  • Book a caterer: If you’re not making your own party food, find a caterer or additional vendors now.
  • Order your graduation cake: Graduation cake decorations are not required (but highly recommended).

1 month before the graduation party

The last few weeks before graduation are a flurry of activity and plans. Stick with your graduation party planning checklist to make sure your event is on track. When your graduation party is a month away, it’s time to:

  • Check on your budget: Make sure you haven’t gone over your spending limit and that any unexpected costs will be covered.
  • Start planning your graduation gift: Before the end of the school year, take a moment to research a gift your graduate will really enjoy.
  • Order a graduation lei or bouquet: A local florist can fill this order right before you need it on graduation day, but they’ll appreciate knowing how many leis or bouquets they’ll need to supply when the time comes.

1–2 weeks before the graduation party

Your graduation party’s just around the corner, but thanks to your earlier preparation, you’ve got this under control. Use these last few weeks to get the final details in place.

  • Check on RSVPs: If guests haven’t responded to your invitation, follow up with them to see if they can make it.
  • Finalize the headcount and menu: Once you know how many people are coming to your party, get that number to your venue or vendors. Let them know whether any guests have dietary concerns or allergies. If you’re cooking the food yourself, create a timeline for food preparation.
  • Shop for decorations: Graduation-themed décor hits the stores in late spring, so take this opportunity to shop for the supplies you need to decorate your party space. Paperless Post Party Shop has timeless décor that’s perfect for any type of graduation party.
  • Shop for supplies: For parties hosted at home, now’s a good time to gather ingredients and other items you need to prepare your party food.
  • Write your graduation toast: It doesn’t have to be overly sentimental, but a few sweet—or funny—words about the graduate can be a special treat. If the guest of honor is more private, write your message in a graduation card.

1 day before graduation

Finalize all your party details the day before so you can enjoy the graduation—and party—itself. Your final checklist should include:

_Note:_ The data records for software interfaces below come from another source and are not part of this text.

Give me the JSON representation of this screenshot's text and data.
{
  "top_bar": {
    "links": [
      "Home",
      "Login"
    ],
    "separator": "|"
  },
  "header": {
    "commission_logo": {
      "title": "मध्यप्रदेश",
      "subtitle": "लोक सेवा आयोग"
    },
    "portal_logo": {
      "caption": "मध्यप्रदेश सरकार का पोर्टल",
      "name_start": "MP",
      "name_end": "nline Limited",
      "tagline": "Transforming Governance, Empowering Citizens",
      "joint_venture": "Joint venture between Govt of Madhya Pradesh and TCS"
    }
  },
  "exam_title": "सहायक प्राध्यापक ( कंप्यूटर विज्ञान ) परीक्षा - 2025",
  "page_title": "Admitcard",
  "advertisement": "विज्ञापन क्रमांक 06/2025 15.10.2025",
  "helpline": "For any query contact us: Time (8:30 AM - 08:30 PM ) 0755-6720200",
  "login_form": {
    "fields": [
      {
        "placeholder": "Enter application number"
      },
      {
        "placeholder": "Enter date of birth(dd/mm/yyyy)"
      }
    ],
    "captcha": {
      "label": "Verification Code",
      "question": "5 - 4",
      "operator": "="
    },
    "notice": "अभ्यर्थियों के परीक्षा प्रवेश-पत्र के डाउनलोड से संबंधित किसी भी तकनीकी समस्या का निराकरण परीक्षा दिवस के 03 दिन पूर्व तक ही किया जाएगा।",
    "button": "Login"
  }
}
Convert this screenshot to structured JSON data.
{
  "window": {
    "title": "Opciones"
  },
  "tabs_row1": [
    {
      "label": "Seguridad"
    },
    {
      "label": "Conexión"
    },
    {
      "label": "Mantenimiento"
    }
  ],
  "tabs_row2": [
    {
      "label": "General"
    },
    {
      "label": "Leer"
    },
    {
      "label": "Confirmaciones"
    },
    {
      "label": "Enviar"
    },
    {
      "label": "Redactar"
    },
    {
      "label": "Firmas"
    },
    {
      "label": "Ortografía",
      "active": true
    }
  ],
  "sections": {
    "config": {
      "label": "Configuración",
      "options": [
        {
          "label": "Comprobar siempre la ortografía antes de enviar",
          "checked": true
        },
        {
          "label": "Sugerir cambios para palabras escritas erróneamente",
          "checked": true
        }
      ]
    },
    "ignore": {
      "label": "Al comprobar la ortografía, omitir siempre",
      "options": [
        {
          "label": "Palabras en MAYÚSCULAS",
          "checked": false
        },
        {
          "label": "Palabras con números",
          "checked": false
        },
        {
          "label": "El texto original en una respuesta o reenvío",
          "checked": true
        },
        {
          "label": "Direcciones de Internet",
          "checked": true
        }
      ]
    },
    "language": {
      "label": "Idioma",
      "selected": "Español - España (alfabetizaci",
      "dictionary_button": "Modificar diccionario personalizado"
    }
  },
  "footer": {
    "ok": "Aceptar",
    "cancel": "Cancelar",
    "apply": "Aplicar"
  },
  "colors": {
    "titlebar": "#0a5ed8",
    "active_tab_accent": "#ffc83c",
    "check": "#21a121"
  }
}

  • Meal preparation: If you’re hosting at home, make as many of your refreshments in advance as possible.
  • Decorating: For parties that immediately follow the graduation ceremony, decorate your party space before the ceremony begins to save yourself time—and stress.
  • Pick up the cake, balloons, leis, and other supplies: Find space in your refrigerator—or at your venue—for your cake so you don’t need to pick it up mid-party. Pick up items you’re bringing to the ceremony—including balloons, leis, or bouquets—in advance, as well.

After the party

You’ve hosted an amazing, emotional, unforgettable graduation party to send your loved one into the next phase of life. But what comes next?

  • Send thank you cards: Have the graduate choose and send graduation thank you cards to party guests and well-wishers who sent gifts or congratulations.
  • Take a break: Whether it’s first grade, junior high, high school, college, grad school, or the real world, the next step is a big one. Enjoy some time with your graduate before they move on.
A black and gold online invite with a photo of a young man in graduation attire with an animated swinging tassel and the words ‘swing by for a party'
Swing By” Flyer by Paperless Post.

Let the party commence with Paperless Post

It may feel like a graduation party is a farewell, but it’s really a welcoming event as graduates start the next part of their lives. Paperless Post has everything you need to plan the big day and stay in touch with graduates long after they toss their caps into the air.

If you’re not hosting a graduation party, peruse our collection of graduation announcements so you can still let loved ones know about your grad’s great achievement. Our guide on graduation announcement wording takes you through the steps and etiquette of sending these cards out, no matter where life takes your grad next.


Hero image via Venor